Many would argue Goa remains caught in a time-warp. Nothing explains this better than the comunidade system. A traditional system of
village administration, it was adopted under Portuguese rule. Some say this system began when Saraswat Brahmins migrated to Goa in
the 5th century. The Portuguese codified all the laws affecting village communities into the Codigo Das Comunidades.
Environmentalists like Claude Alvares explain the importance of this system for the land-use pattern of the state. Under this system, all
village land resided in the comunidade, which in turn auctioned private owners temporary rights of usage. The comunidade also invested
a reported quarter of its earnings into development works lining paddy fields, watercourses, installing sluice gates and planting
Over time, the system has been dismantled. Today, in Goa, the 'modern' institution of local
self-governance, the panchayat, has been created in every village, which now exists in addition to the comunidade. The bulk
of the land is under private ownership. Jagdish Nazareth, a Goan, writes in the book Fish Curry and Rice, "even today, 232 village
comunidades own 30,000 ha of land--8 per cent of Goa's land mass." The issue is about their rights. The code grants them absolute
rights over the land. But now that things have changed, what remains? Many comunidade land scams are reported. A similar case is
festering with the sale of land owned by the church--a large and wealthy land-owner (see box Land is holy).
Language and its interpretation makes life more difficult. "The present code is still in Portuguese. However, an unauthenticated so-called
English translation is being circulated by some persons and the same copy is also circulated by the state government's revenue
department. The state has made use of the same illegal English version to carry out amendments," says Andre Pereira, an advocate as
well as the secretary of the Association of Components of Comunidade.

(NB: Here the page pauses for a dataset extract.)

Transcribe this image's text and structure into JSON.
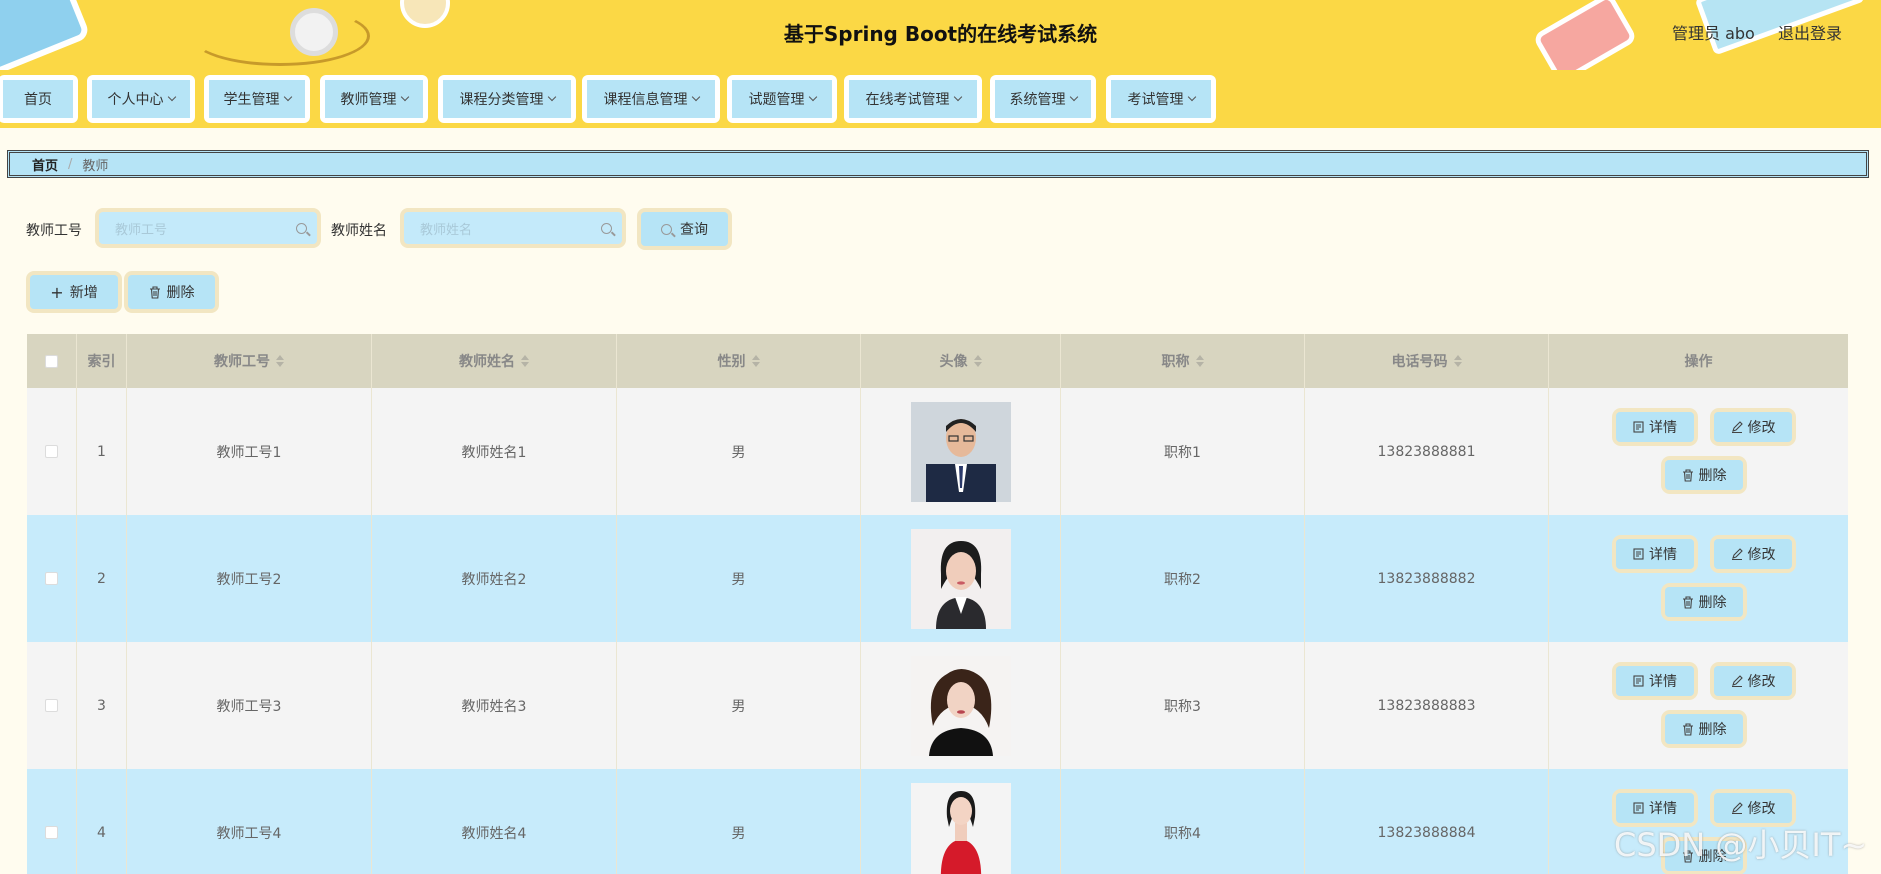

Whatever the language, the land comunidades hold is valuable.
Developers want a slice of it. With the institution in decline (or dead, as many say), who will take the decisions to sell or not to sell?